_EXERCISE DESCRIPTION_
Lines from the material below that hold the string "Unshipped" are what is needed; copy each of them.

[Start of Attachment]

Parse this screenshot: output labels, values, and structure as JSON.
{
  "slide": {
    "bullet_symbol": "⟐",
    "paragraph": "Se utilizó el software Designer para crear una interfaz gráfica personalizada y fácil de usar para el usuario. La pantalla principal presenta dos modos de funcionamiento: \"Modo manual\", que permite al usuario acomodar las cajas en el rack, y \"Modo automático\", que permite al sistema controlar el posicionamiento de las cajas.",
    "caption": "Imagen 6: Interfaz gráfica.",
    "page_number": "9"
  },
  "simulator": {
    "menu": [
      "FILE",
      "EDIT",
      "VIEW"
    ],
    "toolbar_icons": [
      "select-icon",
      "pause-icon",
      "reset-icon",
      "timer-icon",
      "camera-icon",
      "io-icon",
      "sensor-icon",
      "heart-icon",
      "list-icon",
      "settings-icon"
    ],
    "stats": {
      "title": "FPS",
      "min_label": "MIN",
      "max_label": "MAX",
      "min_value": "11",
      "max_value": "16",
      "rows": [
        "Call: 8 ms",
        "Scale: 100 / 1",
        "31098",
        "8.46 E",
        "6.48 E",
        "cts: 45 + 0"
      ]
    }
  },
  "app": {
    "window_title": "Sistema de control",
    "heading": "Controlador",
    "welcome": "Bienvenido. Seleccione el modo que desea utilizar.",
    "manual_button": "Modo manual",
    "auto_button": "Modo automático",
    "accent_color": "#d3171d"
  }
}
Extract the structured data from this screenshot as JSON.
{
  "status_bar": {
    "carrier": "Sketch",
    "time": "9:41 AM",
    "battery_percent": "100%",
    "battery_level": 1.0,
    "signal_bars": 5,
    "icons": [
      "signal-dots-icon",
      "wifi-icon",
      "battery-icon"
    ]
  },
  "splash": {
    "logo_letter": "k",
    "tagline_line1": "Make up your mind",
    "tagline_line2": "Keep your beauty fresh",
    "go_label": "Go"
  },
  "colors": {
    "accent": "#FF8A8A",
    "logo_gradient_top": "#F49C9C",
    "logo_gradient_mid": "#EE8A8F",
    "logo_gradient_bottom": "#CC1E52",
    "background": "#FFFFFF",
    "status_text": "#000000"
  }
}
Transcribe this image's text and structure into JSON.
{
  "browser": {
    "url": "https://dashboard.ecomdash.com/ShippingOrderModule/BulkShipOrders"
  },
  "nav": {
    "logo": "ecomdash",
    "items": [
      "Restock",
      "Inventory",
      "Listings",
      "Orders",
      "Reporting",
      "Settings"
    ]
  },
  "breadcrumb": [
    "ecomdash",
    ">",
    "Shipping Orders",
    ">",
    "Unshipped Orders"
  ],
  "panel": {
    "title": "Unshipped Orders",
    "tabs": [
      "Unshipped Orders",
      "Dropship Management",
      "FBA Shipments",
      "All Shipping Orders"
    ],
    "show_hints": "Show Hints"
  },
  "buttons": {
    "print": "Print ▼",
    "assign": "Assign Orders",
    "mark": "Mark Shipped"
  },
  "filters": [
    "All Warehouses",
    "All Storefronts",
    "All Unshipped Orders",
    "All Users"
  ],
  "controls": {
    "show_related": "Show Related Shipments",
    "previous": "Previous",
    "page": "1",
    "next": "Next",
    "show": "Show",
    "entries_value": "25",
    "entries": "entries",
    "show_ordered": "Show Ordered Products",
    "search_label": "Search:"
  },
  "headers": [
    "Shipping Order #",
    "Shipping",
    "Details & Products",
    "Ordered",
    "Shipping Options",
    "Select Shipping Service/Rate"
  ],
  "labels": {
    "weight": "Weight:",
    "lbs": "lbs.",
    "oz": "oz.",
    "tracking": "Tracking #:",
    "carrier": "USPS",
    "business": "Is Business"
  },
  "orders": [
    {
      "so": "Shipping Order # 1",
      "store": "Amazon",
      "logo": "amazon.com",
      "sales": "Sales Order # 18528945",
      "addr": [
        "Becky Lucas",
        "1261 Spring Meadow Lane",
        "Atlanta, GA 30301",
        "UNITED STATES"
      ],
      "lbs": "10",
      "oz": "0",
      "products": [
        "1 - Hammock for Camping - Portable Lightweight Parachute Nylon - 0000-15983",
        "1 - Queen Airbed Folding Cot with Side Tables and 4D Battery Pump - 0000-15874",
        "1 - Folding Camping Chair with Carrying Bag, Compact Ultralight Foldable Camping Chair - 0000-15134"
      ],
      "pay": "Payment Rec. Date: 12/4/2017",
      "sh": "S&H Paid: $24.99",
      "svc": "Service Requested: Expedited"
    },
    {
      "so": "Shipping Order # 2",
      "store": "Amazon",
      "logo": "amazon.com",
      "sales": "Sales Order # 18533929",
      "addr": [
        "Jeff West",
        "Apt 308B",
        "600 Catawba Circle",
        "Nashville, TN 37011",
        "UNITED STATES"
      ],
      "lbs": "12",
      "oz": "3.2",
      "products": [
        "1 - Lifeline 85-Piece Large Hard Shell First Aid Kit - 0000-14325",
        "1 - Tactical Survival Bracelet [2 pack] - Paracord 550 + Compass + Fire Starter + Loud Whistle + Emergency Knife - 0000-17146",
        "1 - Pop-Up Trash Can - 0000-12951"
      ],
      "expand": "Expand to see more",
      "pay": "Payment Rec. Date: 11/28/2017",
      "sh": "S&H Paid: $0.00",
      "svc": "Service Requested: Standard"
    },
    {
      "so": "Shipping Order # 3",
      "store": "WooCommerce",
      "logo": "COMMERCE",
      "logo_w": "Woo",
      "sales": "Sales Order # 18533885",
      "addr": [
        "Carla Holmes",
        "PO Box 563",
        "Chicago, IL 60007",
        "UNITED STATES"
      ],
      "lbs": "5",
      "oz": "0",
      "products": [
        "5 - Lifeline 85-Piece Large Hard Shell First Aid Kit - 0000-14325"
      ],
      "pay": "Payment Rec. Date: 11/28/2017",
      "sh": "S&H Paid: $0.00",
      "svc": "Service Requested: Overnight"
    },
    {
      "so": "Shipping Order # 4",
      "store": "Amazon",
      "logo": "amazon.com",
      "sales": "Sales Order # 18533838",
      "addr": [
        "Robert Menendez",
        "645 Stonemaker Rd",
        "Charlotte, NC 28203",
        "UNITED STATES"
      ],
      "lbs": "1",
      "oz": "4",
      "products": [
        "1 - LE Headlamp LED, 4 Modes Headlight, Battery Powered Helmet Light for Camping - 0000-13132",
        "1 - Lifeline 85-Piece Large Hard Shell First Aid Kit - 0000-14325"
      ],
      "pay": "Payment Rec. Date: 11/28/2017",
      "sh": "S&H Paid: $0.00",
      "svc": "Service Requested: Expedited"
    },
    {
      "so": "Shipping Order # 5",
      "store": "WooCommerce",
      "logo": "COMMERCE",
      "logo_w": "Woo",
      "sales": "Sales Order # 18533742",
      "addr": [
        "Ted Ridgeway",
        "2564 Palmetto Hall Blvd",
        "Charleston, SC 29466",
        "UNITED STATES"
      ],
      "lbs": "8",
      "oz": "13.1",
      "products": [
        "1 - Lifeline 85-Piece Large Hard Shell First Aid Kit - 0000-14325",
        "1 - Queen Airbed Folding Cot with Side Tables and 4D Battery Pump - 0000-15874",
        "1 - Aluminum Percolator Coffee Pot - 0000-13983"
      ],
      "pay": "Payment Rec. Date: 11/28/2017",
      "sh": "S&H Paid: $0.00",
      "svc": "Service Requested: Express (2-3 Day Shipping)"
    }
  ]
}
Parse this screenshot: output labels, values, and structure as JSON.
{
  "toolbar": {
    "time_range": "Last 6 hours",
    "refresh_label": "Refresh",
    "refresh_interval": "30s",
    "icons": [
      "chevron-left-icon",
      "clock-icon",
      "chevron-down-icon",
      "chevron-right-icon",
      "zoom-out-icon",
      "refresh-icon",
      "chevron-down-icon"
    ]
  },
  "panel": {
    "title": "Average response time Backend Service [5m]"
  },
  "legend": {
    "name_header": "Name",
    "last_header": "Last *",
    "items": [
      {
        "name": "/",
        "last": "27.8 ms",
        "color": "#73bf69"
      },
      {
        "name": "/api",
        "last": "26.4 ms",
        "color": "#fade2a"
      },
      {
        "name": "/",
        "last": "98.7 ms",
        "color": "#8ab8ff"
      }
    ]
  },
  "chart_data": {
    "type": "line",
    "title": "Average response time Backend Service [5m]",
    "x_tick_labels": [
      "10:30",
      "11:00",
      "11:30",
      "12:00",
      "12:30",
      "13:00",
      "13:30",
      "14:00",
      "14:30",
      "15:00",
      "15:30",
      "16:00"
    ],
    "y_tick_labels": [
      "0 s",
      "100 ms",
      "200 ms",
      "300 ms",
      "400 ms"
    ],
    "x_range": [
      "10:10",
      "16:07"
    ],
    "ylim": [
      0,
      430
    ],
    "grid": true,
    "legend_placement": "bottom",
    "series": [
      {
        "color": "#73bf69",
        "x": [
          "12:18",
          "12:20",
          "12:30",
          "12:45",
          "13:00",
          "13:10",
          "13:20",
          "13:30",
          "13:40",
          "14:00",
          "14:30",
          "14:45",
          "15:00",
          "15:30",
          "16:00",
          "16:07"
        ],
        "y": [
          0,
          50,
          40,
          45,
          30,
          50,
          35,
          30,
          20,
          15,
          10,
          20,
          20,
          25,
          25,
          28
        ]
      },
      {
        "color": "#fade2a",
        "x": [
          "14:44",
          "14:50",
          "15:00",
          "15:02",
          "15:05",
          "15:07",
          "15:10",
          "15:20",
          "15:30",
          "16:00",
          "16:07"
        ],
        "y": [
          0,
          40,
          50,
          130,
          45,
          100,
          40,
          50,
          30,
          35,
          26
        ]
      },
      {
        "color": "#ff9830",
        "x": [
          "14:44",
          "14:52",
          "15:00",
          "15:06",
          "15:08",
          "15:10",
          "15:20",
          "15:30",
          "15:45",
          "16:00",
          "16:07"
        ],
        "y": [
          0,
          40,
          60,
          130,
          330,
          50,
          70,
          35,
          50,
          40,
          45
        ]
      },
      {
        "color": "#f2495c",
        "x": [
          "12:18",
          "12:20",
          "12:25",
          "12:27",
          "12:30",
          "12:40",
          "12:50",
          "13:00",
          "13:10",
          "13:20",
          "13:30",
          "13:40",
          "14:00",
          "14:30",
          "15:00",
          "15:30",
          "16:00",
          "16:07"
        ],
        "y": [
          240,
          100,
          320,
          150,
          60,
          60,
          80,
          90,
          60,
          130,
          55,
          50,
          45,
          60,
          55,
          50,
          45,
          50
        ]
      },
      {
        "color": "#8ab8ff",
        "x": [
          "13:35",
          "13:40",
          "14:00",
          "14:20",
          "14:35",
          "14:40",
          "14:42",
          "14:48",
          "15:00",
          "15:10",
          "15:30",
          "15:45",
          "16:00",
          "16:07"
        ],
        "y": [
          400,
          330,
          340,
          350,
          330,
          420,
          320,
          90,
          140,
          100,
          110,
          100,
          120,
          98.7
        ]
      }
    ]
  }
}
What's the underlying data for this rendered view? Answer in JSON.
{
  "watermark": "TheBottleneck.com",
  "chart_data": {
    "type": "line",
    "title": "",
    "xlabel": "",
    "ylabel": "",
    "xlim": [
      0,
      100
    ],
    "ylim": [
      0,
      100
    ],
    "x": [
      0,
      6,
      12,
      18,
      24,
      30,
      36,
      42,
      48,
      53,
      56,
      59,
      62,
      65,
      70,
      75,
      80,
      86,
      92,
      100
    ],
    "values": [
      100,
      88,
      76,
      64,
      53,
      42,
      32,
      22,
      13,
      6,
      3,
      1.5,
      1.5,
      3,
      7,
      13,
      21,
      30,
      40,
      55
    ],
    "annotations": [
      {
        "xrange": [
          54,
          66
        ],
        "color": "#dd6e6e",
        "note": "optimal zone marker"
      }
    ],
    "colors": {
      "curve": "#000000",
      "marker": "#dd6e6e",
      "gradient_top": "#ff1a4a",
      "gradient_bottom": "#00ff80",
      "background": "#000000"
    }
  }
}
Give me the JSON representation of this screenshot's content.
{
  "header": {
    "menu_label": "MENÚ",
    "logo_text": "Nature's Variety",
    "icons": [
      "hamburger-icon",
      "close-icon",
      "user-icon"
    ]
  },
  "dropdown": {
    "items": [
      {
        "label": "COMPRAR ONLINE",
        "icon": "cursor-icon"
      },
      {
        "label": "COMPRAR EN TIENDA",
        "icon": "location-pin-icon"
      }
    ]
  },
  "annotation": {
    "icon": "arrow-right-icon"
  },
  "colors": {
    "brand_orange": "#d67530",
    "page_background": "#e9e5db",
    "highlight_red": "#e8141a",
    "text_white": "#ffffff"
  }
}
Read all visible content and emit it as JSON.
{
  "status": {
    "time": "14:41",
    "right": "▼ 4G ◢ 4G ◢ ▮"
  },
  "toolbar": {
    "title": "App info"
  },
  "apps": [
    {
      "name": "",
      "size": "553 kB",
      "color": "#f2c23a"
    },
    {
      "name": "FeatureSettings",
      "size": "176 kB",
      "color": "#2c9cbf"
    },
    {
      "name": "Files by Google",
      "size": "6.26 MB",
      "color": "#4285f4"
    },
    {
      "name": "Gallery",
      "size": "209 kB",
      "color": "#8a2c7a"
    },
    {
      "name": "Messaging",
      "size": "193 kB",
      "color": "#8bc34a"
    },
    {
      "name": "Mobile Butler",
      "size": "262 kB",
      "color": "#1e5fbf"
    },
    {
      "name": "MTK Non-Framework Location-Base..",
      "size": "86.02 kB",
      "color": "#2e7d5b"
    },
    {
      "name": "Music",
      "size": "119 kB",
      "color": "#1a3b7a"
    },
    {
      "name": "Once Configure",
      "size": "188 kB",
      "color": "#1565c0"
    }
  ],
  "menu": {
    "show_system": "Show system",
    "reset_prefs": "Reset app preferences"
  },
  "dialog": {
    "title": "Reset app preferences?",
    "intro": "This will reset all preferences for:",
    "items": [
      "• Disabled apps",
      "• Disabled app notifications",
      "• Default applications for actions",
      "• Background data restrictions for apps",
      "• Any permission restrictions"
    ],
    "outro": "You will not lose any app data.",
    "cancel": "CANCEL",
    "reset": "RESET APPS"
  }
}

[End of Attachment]

_COMPLETED TASK_
    "Unshipped Orders"
    "title": "Unshipped Orders",
      "Unshipped Orders",
    "All Unshipped Orders",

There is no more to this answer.